While waterfowl hunting requires good camo to blend your companion in with its surroundings, other forms of hunting require a dog that is highly visible to the hunter. There are a lot of hunting vests available in hunter’s orange and the correct material for use in heavy cover. This is especially important if you are using your dog around other groups of hunters.
It is common knowledge that dogs do not sweat as humans do and to regulate their heat dog’s pant. Vests normally have a tight fit on the dogs and the material used for protection does not breath easily, trapping a lot of the body heat against the dog and potentially leading to overheating.
A good dog vest usually has a mesh layer between the more durable nylon. This keeps the less breathable material from directly touching the dog and allows better airflow to vent out some of the dog’s body heat.
In hunting situations in the warmer seasons where the dog might not need as much protection such as dove hunting, nylon vests are not even needed, and a mesh vest in hunter’s orange is perfect for the situation.
Having several durable and well-placed handles on a dog’s vest is necessary for waterfowl hunting. The vest not only serves as an insulator and floating device but also as a carrier and is valuable when having to pull your dog into the boat.
These handles should be sturdy and be situated along the back of the dog near the front and back of the vest to distribute the weight of the pull comfortably along its body.
As we wrap up this article, it is important to keep in mind that tactical dog vests serve a variety of purposes and depending on the situation, might be the best option for your furry companion.
Even in some hunting situations, a tactical vest might be a good option for your dog, especially when hunting larger and more dangerous game.
For other hunting purposes, such as upland birds, waterfowl, and rabbit, tactical dog vests will only hinder your canine’s ability to hunt and in some situations endanger the dog.
Our hunting dogs are more than just a tool to having a better hunt; they are often friends and even members of the family. Be sure to have their health and well-being in mind when determining how to outfit your companion for the hunt.
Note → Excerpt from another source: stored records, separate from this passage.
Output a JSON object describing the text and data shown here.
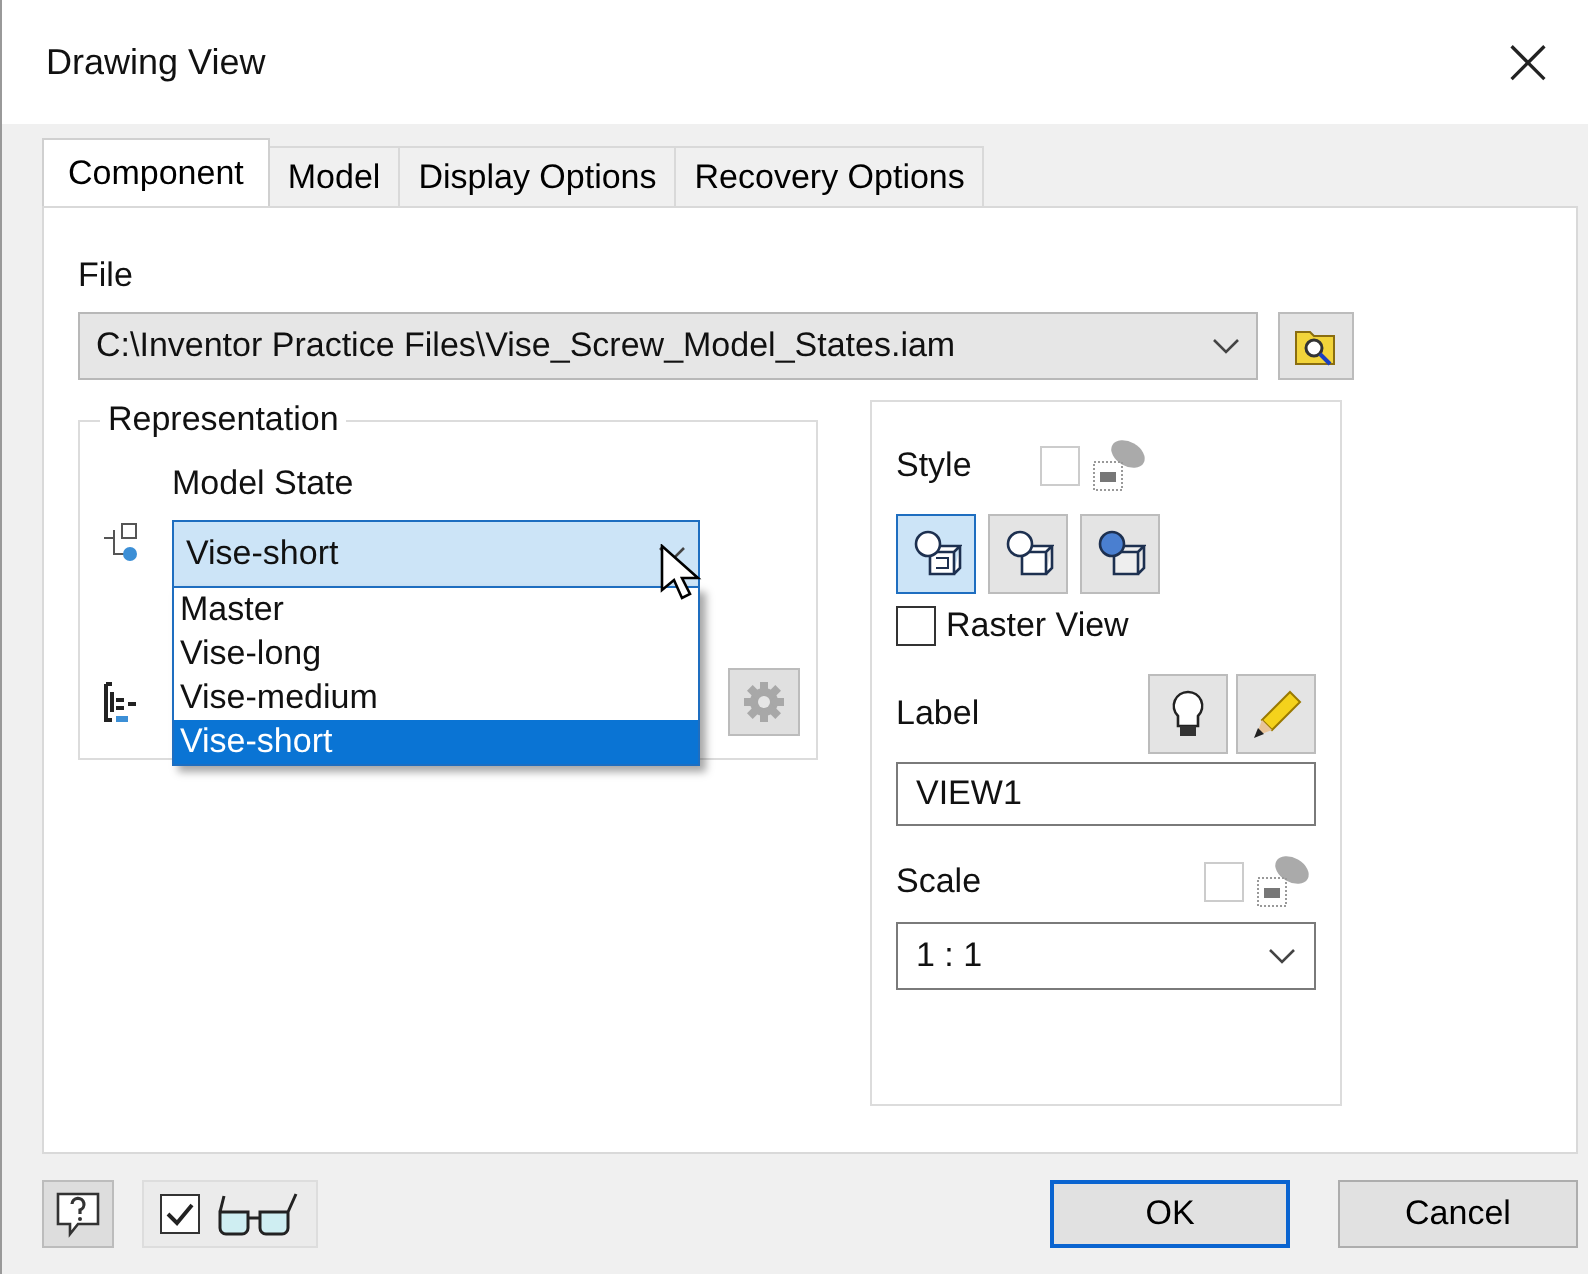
{
  "window": {
    "title": "Drawing View",
    "close": "×"
  },
  "tabs": [
    {
      "label": "Component",
      "selected": true
    },
    {
      "label": "Model",
      "selected": false
    },
    {
      "label": "Display Options",
      "selected": false
    },
    {
      "label": "Recovery Options",
      "selected": false
    }
  ],
  "file": {
    "label": "File",
    "value": "C:\\Inventor Practice Files\\Vise_Screw_Model_States.iam"
  },
  "representation": {
    "title": "Representation",
    "model_state_label": "Model State",
    "model_state_value": "Vise-short",
    "dropdown_open": true,
    "options": [
      {
        "label": "Master",
        "selected": false
      },
      {
        "label": "Vise-long",
        "selected": false
      },
      {
        "label": "Vise-medium",
        "selected": false
      },
      {
        "label": "Vise-short",
        "selected": true
      }
    ]
  },
  "style": {
    "label": "Style",
    "buttons": [
      {
        "kind": "hidden",
        "selected": true
      },
      {
        "kind": "removed",
        "selected": false
      },
      {
        "kind": "shaded",
        "selected": false
      }
    ],
    "checked": false
  },
  "raster_view": {
    "label": "Raster View",
    "checked": false
  },
  "label": {
    "label": "Label",
    "value": "VIEW1"
  },
  "scale": {
    "label": "Scale",
    "value": "1 : 1",
    "checked": false
  },
  "footer": {
    "preview_checked": true,
    "buttons": [
      {
        "label": "OK",
        "default": true
      },
      {
        "label": "Cancel",
        "default": false
      }
    ]
  }
}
It is important for you, as the owner, to be aware of the cons of using tactical vests in certain situations and we hope that this article has provided you with a good basis of understanding of hunting situations tactical vests should not be utilized. We also hope we have outlined some specific attributes to look for picking out a proper hunting vest for your partner.